[Start of section]

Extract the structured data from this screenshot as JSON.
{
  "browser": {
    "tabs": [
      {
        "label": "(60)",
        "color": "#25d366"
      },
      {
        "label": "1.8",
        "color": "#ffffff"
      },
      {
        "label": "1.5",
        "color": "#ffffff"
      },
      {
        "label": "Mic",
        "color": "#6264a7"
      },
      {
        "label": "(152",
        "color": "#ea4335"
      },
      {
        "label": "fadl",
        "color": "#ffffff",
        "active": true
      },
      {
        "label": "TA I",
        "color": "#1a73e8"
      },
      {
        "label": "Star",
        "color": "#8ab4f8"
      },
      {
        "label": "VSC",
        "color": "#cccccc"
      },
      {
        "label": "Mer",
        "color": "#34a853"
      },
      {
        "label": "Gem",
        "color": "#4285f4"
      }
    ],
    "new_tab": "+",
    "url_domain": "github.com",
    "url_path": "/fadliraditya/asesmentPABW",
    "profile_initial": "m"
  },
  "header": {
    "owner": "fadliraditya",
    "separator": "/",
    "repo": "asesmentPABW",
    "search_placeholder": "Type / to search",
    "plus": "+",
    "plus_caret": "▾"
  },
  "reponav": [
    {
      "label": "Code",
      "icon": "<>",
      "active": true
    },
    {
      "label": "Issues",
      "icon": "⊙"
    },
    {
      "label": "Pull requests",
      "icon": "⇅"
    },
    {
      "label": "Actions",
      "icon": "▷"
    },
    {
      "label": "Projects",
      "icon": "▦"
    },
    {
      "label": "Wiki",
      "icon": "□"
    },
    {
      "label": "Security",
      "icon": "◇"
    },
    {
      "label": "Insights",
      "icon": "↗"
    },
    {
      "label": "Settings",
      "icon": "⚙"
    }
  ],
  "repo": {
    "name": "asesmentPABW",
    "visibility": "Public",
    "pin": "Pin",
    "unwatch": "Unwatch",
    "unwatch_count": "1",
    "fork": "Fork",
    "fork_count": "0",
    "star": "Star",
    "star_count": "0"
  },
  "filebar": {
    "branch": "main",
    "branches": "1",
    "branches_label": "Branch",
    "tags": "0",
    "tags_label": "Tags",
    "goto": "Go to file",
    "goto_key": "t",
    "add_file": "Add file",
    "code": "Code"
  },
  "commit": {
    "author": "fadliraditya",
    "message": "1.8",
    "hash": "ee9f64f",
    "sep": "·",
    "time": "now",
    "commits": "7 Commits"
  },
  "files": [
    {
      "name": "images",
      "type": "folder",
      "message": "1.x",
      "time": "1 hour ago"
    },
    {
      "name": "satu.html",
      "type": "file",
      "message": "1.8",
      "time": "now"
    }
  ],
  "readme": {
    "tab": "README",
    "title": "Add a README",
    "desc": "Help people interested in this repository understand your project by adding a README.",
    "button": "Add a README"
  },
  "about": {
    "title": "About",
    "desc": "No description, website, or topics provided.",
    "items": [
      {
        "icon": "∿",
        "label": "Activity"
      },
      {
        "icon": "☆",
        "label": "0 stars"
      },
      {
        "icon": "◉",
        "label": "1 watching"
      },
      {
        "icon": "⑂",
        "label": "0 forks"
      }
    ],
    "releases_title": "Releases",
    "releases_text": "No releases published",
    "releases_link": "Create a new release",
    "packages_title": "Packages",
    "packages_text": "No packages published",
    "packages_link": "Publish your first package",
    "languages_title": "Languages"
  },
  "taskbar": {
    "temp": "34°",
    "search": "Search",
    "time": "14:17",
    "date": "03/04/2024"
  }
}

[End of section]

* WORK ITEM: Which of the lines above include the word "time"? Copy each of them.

* ANSWER TO THE EXERCISE:
    "time": "now",
      "time": "1 hour ago"
      "time": "now"
    "time": "14:17",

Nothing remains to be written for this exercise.